The marked increase in the percentage of Americans taking supplements can be attributed to several recent supplement fads. Over the last few years it has become very popular for medical professionals to recommend high doses of vitamin D and E. Dr. Michael Holick of Boston University is one such advocate for high doses of vitamin D. “There’s overwhelming evidence…that increasing your vitamin D intake can make substantial improvement in your overall health and welfare,” he explains, “and there is no downside to increasing your vitamin D intake.” Not only does Dr. Holick argue that high levels of vitamin D will lessen one’s likelihood of developing osteoporosis (which is agreed upon in the scientific community), but he posits that vitamin D may decrease instances of cancer, heart attack, arthritis, Alzheimer’s, diabetes (both types), autism, and even the flu.
Sounds like a pretty necessary vitamin based on Dr. Holick’s evidence, but it is endorsements like these that lead to the dramatic increase in vitamin intake noted by the CDC.

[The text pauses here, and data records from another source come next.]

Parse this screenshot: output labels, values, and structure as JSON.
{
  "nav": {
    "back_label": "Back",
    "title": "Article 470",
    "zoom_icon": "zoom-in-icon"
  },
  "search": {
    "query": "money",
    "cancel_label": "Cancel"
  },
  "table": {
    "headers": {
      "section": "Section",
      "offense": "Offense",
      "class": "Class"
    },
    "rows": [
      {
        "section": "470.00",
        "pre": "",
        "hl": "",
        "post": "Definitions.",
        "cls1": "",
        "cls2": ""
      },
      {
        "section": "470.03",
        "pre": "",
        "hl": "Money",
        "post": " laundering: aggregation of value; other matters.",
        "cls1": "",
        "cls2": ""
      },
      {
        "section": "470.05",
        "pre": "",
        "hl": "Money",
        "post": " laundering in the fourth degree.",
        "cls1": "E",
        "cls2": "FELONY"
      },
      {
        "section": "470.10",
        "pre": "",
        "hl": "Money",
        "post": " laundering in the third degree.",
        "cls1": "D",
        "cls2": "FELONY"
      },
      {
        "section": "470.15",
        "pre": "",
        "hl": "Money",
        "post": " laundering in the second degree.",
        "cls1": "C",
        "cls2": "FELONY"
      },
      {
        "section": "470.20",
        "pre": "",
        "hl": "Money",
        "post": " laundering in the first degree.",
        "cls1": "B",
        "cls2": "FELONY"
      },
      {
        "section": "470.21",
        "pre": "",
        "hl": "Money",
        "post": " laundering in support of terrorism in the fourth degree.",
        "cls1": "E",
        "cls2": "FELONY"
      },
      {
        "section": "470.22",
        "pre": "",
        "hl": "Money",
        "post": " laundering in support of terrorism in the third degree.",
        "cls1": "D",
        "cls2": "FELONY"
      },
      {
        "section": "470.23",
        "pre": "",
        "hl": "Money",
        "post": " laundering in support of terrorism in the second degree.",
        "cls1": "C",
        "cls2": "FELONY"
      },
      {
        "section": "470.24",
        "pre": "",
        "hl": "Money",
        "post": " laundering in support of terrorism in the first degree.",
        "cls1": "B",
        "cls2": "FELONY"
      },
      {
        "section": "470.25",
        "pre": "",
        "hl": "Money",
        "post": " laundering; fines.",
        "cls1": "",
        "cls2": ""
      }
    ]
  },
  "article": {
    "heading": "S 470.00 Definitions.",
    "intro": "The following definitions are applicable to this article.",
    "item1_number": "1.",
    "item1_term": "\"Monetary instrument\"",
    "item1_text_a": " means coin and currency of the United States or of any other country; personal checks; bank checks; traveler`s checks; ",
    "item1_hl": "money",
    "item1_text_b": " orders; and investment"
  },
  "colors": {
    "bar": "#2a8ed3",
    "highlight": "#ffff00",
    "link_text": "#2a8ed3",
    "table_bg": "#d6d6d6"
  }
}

Contrary to Dr. Holick’s opinion, there are those who doubt the “overwhelming evidence” of the importance of vitamin D. Dr. JoAnn Manson, chief of preventive medicine at Harvard-affiliated Brigham and Women’s Hospital points out that nearly all of the studies involving vitamin D are “observational” studies. Rather than the ideal “experimental” design involving randomized trail groups, “observational” studies simply find people with low and high levels of vitamin D and correlate those levels with the participants’ overall health. The problem with these studies is that there are many other potential variables not accounted for. For example, those with high levels of vitamin D could be healthier because they get in the sun and exercise more, and those with low levels of vitamin D could be unhealthy because of bad eating habits…not just because of vitamin D levels. “We don’t yet have the large-scale, randomized clinical trials showing benefits in terms of prevention of cardiovascular disease, cancer, diabetes, hypertension, cognitive decline, depression, autoimmune disease,” Manson explains. To further her claim, there are “observational” studies on vitamin D that suggest that large doses may not actually help you.
The Institute of Medicine’s Food and Nutrition Board, which makes official recommendations on dietary intake, says that advocates of high doses of vitamin D are overstating the effectiveness of the vitamin. Dr. Manson, who is also one of the 14 panel members at the Institute of Medicine, explains their decision to only slightly increase the recommended daily dose of vitamin D compared to the huge increases some are advocating: “The evidence was inconsistent and inconclusive as to a benefit of vitamin D in preventing cancer, cardiovascular disease, diabetes, autoimmune disorders and many other health outcomes beyond bone health.”
A similar story can be told for another recently popular vitamin: vitamin E. Past studies have suggested that high doses of vitamin E could help prevent prostate cancer. However, a new study testing this conclusion found that vitamin E may actually increase the risk of prostate cancer. What’s more, this new study is the largest such study to test the relationship between vitamin E and prostate cancer using randomized clinical trials.
The fact is that we do not yet have definitive information on the benefits and risks of taking large doses of various vitamins. In the upcoming years it will be important to keep up with new research on this subject, rather than prescribing to a fad. It would also be a good idea to take a deeper look at your vitamin jars at home. The multivitamins we take often have much higher percentages of various vitamins than the daily recommended dose, and if your multivitamin contains a high dose of vitamin E, men should consider changing multivitamins.
Often times we turn to supplements for a quick fix. We hope that they will prevent disease, make us healthier, and maybe even make up for some of our less than healthy habits. Unfortunately, we are still uncertain whether large doses of some vitamins will help us, hurt us, or make no difference at all. Until we have more information, I would suggest slowly adopting healthier eating habits that will supply you with all of the nutrients you need.